MOSES: Marquette must respond, take proactive measures for Black students dealing with racial trauma

Marquette+University+recently+announced+it+would+be+hiring+a+Black+counselor.+Marquette+Wire+stock+photo

Marquette University recently announced it would be hiring a Black counselor. Marquette Wire stock photo

With Marquette University being a predominantly white institution, it is imperative that it improves resources beyond creating safe spaces for Black students on campus.

In the United States, many Black, Indigenous People of Color deal with racial trauma, which refers to the mental and emotional injury caused by encounters with racial bias, ethnic discrimination, racism and hate crimes. According to Mental Health America, any individual that has experienced an emotionally painful, sudden and uncontrollable racist encounter is at risk of suffering from a race-based traumatic stress injury.

Individuals suffering from symptoms of racial trauma can experience similar symptoms to those who dealing with post-traumatic stress disorder.

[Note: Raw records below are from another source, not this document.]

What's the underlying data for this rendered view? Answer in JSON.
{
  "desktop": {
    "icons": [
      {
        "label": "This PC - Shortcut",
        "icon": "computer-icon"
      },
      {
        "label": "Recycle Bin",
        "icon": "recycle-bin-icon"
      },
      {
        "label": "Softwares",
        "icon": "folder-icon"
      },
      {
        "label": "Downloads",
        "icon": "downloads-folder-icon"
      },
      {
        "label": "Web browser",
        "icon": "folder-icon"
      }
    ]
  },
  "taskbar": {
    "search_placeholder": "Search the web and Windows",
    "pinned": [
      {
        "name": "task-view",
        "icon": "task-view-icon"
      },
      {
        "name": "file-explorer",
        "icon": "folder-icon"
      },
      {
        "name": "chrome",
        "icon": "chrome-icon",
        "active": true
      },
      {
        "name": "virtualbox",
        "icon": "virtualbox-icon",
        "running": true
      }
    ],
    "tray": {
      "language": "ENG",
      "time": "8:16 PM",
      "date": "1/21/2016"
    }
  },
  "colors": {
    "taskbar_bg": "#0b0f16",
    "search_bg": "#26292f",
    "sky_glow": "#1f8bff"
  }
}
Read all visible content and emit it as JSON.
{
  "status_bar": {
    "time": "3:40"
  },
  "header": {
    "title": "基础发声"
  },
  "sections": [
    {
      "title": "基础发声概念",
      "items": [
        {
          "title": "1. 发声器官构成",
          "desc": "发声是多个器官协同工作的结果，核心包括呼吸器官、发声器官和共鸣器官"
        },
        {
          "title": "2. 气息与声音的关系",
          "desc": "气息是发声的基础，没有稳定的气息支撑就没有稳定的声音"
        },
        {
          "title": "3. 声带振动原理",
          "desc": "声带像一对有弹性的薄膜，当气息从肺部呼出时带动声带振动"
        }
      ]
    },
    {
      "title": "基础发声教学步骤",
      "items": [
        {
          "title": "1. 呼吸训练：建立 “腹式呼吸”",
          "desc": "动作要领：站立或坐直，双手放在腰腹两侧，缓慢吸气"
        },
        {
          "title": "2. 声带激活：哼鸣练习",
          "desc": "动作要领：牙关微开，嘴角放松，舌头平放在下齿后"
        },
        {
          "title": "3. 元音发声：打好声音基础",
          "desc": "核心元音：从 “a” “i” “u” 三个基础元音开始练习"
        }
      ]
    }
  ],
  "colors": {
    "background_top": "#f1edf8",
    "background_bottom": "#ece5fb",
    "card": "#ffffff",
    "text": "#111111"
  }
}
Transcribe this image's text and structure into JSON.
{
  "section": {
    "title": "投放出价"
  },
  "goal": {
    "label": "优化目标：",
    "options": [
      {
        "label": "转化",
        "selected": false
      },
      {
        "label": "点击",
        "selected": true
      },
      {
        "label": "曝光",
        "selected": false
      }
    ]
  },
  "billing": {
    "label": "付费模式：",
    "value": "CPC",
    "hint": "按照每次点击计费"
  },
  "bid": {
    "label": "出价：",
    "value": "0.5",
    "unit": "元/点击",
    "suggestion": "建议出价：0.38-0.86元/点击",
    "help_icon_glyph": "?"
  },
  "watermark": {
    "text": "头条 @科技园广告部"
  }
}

These can include depression, low self-esteem, anger, recurring thoughts of the trauma and even mentally distancing from traumatic events. BIPOC can also experience physical reactions, such as headaches, chest pains, insomnia and hypervigilance, or a state of increased awareness.

According to the American Psychology Association, racial trauma is not something that can be resolved through time, but rather through psychological treatment. Because many therapists ignore clients’ racial wounds, there is an urgent need to address these issues in treatment. We should not be forced to deal with our racial trauma on our own, as this can also reinforce the cycle of pain we are already enduring.

Experiencing racial trauma is present on Marquette’s campus.

Black students are constantly faced with microaggressions, blatant racism and discrimination to where it is physically and mentally exhausting to attend this school. Microaggressions in the classroom can include singling out students based on their ethnic background or even complimenting non-white students on how well their English is. 

This kind of stress is enough to break anyone. These feelings can be difficult to manage, especially when there are few resources on Marquette’s campus that offer the kind of support necessary for combating this issue. Ideally, the Counseling Center would be the place to go for students on campus, but its lack of diversity makes this difficult.

It is apparent when initially looking at the Counseling Center’s staff list that none of the counselors look like me. The majority of the staff are white women, and while they may be able to help me short term, support feels different when it is coming from someone who can empathize from a place of personal understanding. The underrepresentation of Black counselors may, unfortunately, signify to Black students that the university does not care about our needs as Black students.

While the university’s recent announcement of hiring a Black counselor is a positive step to support Black students, it must also work to take more proactive steps to preventing racial trauma and discrimination on campus. There would be less of a need for Black resources — like hiring a Black counselor and creating more spaces for Black students — if Black people felt more comfortable out in the open. But unfortunately, we do not, and no amount of Black spaces can fix that issue.

There must be elimination of racism and racial trauma, and this requires interventions at all levels from individuals, institutions and systems.

As a community, Marquette needs to take the initial lack of representation in the Counseling Center and the uncomfortable presence of Black students more seriously and work towards finding effective solutions to the problem, such as changing curriculum or adding trainings for students, faculty and staff. It is also important for practitioners to understand how racial trauma impacts their clients and use that as a lens for trauma-informed practice, and it is also crucial to implement policy changes that work towards ending structural racism in our communities.

Marquette has recently approved a list of demands that were presented by Marquette’s Black Student Council. To be the most effective, the university must take preventative measures to addressing racism on campus, so that the idea of “Black spaces” won’t be necessary in the future.

This story was written by Hope Moses. She can be reached at hope.moses@marquette.edu.